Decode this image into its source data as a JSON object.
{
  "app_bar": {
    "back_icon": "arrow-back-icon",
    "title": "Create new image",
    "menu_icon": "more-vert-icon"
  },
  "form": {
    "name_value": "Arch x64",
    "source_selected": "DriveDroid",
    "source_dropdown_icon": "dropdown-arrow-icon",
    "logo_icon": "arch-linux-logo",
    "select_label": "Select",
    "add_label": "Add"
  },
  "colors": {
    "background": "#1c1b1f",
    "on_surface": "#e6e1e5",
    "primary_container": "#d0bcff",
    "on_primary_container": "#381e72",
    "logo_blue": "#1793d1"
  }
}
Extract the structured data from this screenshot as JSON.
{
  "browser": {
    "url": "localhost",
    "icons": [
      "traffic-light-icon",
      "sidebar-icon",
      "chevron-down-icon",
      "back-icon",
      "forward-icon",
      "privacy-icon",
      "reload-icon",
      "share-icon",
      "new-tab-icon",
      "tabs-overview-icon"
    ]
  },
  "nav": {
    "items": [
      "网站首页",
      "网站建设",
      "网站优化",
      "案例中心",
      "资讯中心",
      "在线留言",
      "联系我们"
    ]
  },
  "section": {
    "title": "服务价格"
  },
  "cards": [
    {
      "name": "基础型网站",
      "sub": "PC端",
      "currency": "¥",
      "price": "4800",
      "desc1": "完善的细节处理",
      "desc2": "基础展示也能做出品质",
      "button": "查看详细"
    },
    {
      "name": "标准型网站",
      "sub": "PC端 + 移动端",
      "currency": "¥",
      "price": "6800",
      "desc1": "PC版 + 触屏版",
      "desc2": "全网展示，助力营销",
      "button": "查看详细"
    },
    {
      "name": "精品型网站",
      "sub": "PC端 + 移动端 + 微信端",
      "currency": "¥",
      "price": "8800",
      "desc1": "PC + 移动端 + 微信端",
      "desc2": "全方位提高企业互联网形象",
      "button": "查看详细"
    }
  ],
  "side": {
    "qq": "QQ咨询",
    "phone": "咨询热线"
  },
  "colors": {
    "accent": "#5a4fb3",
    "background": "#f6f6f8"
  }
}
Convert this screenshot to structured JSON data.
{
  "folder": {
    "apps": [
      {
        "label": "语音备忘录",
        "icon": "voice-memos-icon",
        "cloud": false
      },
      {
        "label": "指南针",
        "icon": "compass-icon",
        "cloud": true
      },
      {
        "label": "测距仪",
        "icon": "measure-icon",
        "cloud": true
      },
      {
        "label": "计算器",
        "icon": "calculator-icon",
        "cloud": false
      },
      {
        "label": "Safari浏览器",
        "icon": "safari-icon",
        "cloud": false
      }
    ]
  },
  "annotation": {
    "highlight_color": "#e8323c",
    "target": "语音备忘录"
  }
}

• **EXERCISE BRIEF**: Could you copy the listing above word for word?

• **EXERCISE ANSWER**:
Decode this image into its source data as a JSON object.
{
  "app_bar": {
    "back_icon": "arrow-back-icon",
    "title": "Create new image",
    "menu_icon": "more-vert-icon"
  },
  "form": {
    "name_value": "Arch x64",
    "source_selected": "DriveDroid",
    "source_dropdown_icon": "dropdown-arrow-icon",
    "logo_icon": "arch-linux-logo",
    "select_label": "Select",
    "add_label": "Add"
  },
  "colors": {
    "background": "#1c1b1f",
    "on_surface": "#e6e1e5",
    "primary_container": "#d0bcff",
    "on_primary_container": "#381e72",
    "logo_blue": "#1793d1"
  }
}
Extract the structured data from this screenshot as JSON.
{
  "browser": {
    "url": "localhost",
    "icons": [
      "traffic-light-icon",
      "sidebar-icon",
      "chevron-down-icon",
      "back-icon",
      "forward-icon",
      "privacy-icon",
      "reload-icon",
      "share-icon",
      "new-tab-icon",
      "tabs-overview-icon"
    ]
  },
  "nav": {
    "items": [
      "网站首页",
      "网站建设",
      "网站优化",
      "案例中心",
      "资讯中心",
      "在线留言",
      "联系我们"
    ]
  },
  "section": {
    "title": "服务价格"
  },
  "cards": [
    {
      "name": "基础型网站",
      "sub": "PC端",
      "currency": "¥",
      "price": "4800",
      "desc1": "完善的细节处理",
      "desc2": "基础展示也能做出品质",
      "button": "查看详细"
    },
    {
      "name": "标准型网站",
      "sub": "PC端 + 移动端",
      "currency": "¥",
      "price": "6800",
      "desc1": "PC版 + 触屏版",
      "desc2": "全网展示，助力营销",
      "button": "查看详细"
    },
    {
      "name": "精品型网站",
      "sub": "PC端 + 移动端 + 微信端",
      "currency": "¥",
      "price": "8800",
      "desc1": "PC + 移动端 + 微信端",
      "desc2": "全方位提高企业互联网形象",
      "button": "查看详细"
    }
  ],
  "side": {
    "qq": "QQ咨询",
    "phone": "咨询热线"
  },
  "colors": {
    "accent": "#5a4fb3",
    "background": "#f6f6f8"
  }
}
Convert this screenshot to structured JSON data.
{
  "folder": {
    "apps": [
      {
        "label": "语音备忘录",
        "icon": "voice-memos-icon",
        "cloud": false
      },
      {
        "label": "指南针",
        "icon": "compass-icon",
        "cloud": true
      },
      {
        "label": "测距仪",
        "icon": "measure-icon",
        "cloud": true
      },
      {
        "label": "计算器",
        "icon": "calculator-icon",
        "cloud": false
      },
      {
        "label": "Safari浏览器",
        "icon": "safari-icon",
        "cloud": false
      }
    ]
  },
  "annotation": {
    "highlight_color": "#e8323c",
    "target": "语音备忘录"
  }
}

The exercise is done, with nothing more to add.